Traditions Associated With Irish and British Weddings

In years gone by, traditional brides in Ireland used to wear a blue wedding dress. Blue was considered pure. It wasn’t until 1499 that white wedding dresses started being worn by Irish brides because then white symbolized virginity and purity. Another unusual tradition that Irish weddings generally followed years gone by was in the locking of the church door during the ceremony. This was supposedly done to prevent the groom from running away during the wedding. Another old, unique tradition in Irish weddings was when the bride and groom tied an actual knot. The couples hands were joined together using a rope or cord. This was done to symbolize the union of the bride and groom and the bond of marriage and this is where the phrase ‘tying the knot’ comes from.

Wedding Traditions

During the ceremony, the bride and groom were meant to walk together to the church before they exchanged their vows. The onlookers would bless their union by throwing rice and other large items like pots and pans to the bride and groom. The bride was expected to have her hair braided on the wedding day. Braided hair represented luck and feminine power. Most brides wanted their wedding to fall on the St. Patrick’s Day because long ago it was considered the best day to have a wedding anniversary in Ireland.

The Irish considered the honeymoon as a special month when the couples would spend their days drinking honeyed wine in a secluded place. This is where the phrase honeymoon is coined from as it was seen as the ‘month of honey’. It was assumed that after the month was over, the bride would become pregnant and the family wouldn’t separate them especially if they had eloped. Nowadays, the traditional Claddagh Ring is often given as a wedding ring.

British wedding traditions are quite interesting. The most common one is the fact that bridesmaids were expected to wear white and look like the bride in order to confuse/ward off the evil spirits. The Church of England had its own standard vows which were not supposed to be altered. This is why traditionally the bride and the groom did not kiss after saying the vows. However, this soon changed.

The bride’s wedding bouquet had to include myrtle which was considered a herb of love. Brides from the royal family had to include a spring of myrtle in their bouquet as seen first in Queen Victoria’s wedding in 1840. When the bride found a spider on her dress, it was considered as a sign of good luck. However, if they met a funeral on their way to the ceremony, it was a sign of bad luck.

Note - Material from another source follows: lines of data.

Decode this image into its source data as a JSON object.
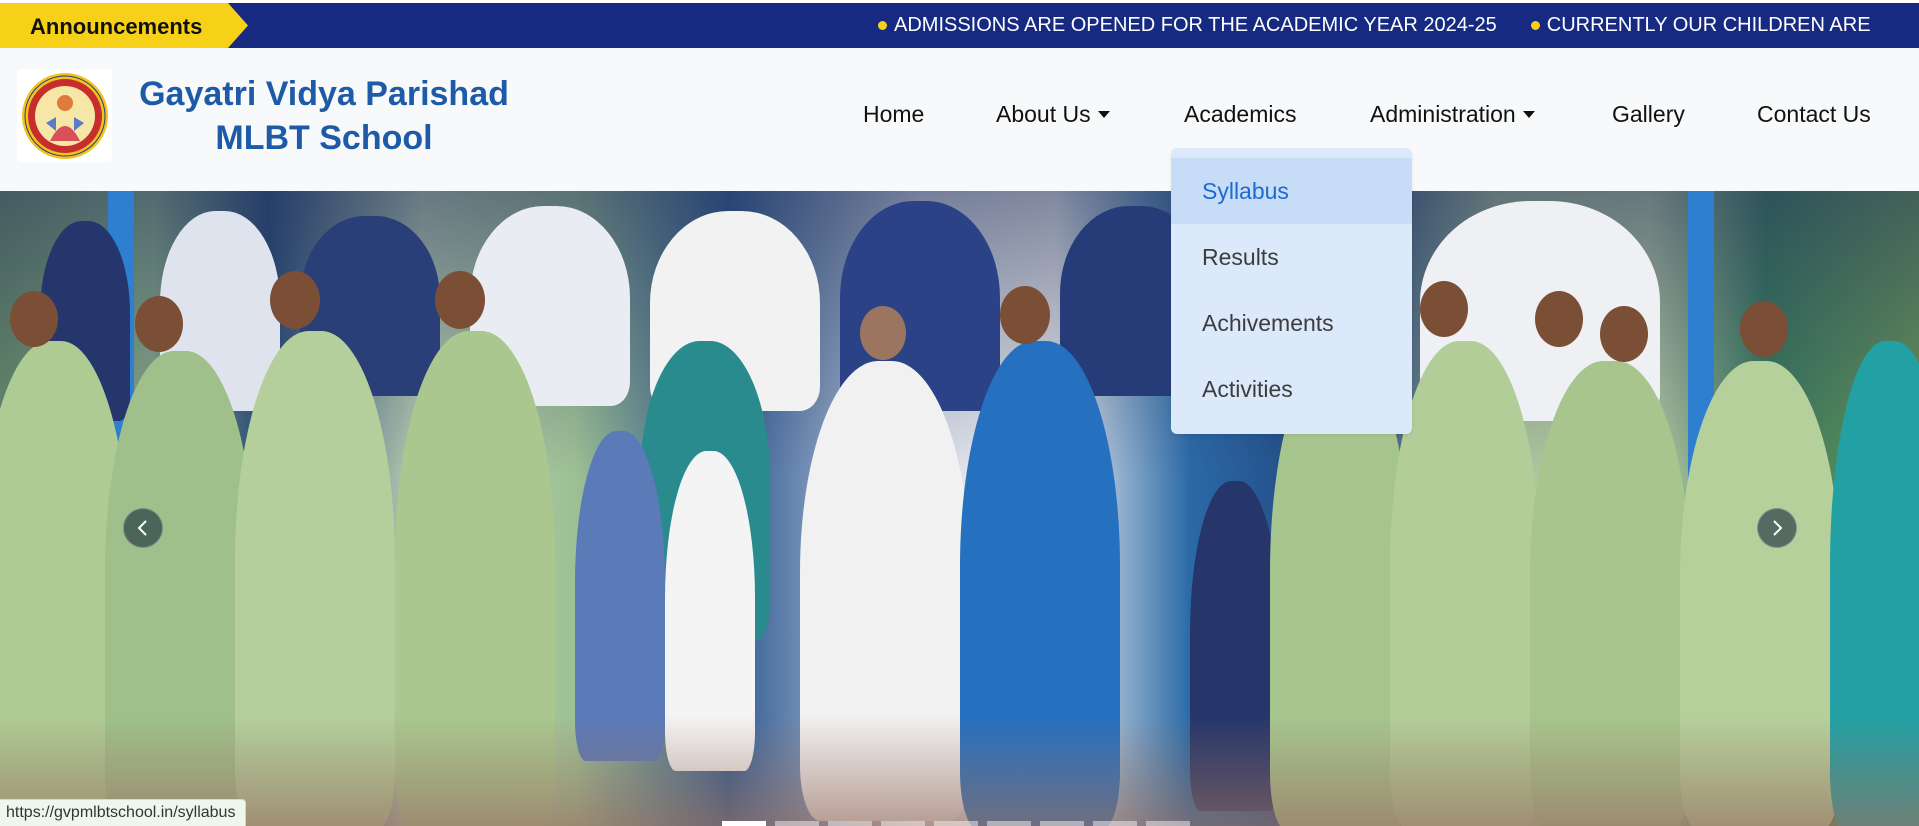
{
  "announcements": {
    "label": "Announcements",
    "items": [
      "ADMISSIONS ARE OPENED FOR THE ACADEMIC YEAR 2024-25",
      "CURRENTLY OUR CHILDREN ARE"
    ]
  },
  "header": {
    "school_name_line1": "Gayatri Vidya Parishad",
    "school_name_line2": "MLBT School"
  },
  "nav": {
    "items": [
      {
        "label": "Home",
        "has_dropdown": false
      },
      {
        "label": "About Us",
        "has_dropdown": true
      },
      {
        "label": "Academics",
        "has_dropdown": false
      },
      {
        "label": "Administration",
        "has_dropdown": true
      },
      {
        "label": "Gallery",
        "has_dropdown": false
      },
      {
        "label": "Contact Us",
        "has_dropdown": false
      }
    ]
  },
  "academics_dropdown": {
    "items": [
      "Syllabus",
      "Results",
      "Achivements",
      "Activities"
    ],
    "highlighted": "Syllabus"
  },
  "carousel": {
    "slide_count": 9,
    "active_index": 0,
    "icons": {
      "prev": "chevron-left-icon",
      "next": "chevron-right-icon"
    }
  },
  "status_bar": {
    "url": "https://gvpmlbtschool.in/syllabus"
  },
  "colors": {
    "announcement_bg": "#172a82",
    "announcement_label_bg": "#f7d117",
    "school_name": "#1d5aa8",
    "dropdown_bg": "#dbe9fb",
    "dropdown_active_text": "#1e6ad4"
  }
}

Wedding Traditions

In British weddings, the bouquet was not thrown to wedding guests. This tradition began in 1923 when the Queen Mother placed her bouquet on the grave of a World War 1 soldier after her wedding to the then Duke of York. She did this in honour of her late brother who was also killed at war. This tradition has been followed by royal families since then.

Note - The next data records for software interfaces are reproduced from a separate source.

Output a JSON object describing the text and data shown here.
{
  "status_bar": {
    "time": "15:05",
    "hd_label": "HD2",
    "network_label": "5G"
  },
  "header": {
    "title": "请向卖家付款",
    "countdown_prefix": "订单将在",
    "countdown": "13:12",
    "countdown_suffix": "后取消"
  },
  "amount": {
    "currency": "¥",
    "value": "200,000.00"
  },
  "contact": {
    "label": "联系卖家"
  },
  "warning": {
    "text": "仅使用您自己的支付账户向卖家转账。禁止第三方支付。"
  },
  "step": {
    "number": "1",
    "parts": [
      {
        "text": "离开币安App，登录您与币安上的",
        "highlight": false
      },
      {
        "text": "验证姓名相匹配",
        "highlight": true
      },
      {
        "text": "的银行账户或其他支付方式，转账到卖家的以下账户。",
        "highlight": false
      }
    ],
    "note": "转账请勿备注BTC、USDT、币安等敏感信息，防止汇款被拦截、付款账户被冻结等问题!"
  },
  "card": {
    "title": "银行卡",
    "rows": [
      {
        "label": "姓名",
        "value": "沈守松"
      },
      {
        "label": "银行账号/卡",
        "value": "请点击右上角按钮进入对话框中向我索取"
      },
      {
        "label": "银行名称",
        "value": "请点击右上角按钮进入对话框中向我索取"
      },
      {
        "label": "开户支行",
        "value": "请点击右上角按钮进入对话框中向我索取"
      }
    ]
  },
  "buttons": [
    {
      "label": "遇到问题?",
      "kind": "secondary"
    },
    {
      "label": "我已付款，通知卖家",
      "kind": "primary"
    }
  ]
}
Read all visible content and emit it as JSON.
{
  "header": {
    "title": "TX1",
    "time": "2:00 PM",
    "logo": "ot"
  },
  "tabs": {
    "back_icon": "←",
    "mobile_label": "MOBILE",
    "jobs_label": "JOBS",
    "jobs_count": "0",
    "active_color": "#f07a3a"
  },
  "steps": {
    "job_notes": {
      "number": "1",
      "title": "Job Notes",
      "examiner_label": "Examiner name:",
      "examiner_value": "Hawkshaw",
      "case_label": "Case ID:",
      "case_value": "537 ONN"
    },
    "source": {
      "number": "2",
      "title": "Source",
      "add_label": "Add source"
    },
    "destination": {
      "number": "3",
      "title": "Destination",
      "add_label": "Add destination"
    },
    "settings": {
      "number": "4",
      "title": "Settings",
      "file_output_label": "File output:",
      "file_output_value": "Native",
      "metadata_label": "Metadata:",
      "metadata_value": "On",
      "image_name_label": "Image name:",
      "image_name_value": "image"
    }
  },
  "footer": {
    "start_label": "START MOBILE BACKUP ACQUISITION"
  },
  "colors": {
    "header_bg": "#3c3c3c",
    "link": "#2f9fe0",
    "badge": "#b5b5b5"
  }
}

In British weddings, sapphire was included in the brides’ wedding rings because it symbolizes happiness in a marriage. Ideally, bridesmaids in British weddings are meant to be children and the bridal party is also smaller compared to other countries.

In traditional British weddings, the bride must enter first down the aisle. The bride is then followed by the young page boys and bridesmaids. The other common British wedding custom is when they place a penny or sixpence in the bride’s shoes.

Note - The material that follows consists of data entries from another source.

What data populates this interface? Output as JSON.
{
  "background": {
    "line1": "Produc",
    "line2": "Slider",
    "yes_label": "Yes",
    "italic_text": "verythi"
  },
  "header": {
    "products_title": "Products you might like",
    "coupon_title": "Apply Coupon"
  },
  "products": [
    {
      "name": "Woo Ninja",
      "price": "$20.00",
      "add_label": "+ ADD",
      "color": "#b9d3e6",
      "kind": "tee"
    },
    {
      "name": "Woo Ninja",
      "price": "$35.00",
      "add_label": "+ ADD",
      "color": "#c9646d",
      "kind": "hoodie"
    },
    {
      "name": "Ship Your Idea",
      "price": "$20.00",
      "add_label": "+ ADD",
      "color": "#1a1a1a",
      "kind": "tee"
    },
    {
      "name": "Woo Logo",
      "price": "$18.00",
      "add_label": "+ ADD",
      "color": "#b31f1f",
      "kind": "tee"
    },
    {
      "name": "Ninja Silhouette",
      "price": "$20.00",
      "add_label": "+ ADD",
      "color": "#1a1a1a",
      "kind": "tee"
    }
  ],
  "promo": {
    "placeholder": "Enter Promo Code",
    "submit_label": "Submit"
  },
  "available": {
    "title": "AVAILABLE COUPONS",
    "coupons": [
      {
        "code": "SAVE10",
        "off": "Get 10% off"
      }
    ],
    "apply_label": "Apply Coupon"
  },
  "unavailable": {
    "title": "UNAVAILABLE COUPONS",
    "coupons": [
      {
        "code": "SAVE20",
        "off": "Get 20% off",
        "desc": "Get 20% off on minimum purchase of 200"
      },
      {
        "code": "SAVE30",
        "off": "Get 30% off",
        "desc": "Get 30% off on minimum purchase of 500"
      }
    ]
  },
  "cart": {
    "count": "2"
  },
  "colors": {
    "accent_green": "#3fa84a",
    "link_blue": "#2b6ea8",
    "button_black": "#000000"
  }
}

These are some of the traditions and customs which surround British and Irish weddings. They have changed overtime so most of them are now not put into practice. However, they remind the British and Irish people of their diversity so everyone should appreciate them and it is also interesting to see how wedding traditions and themes have changed over time.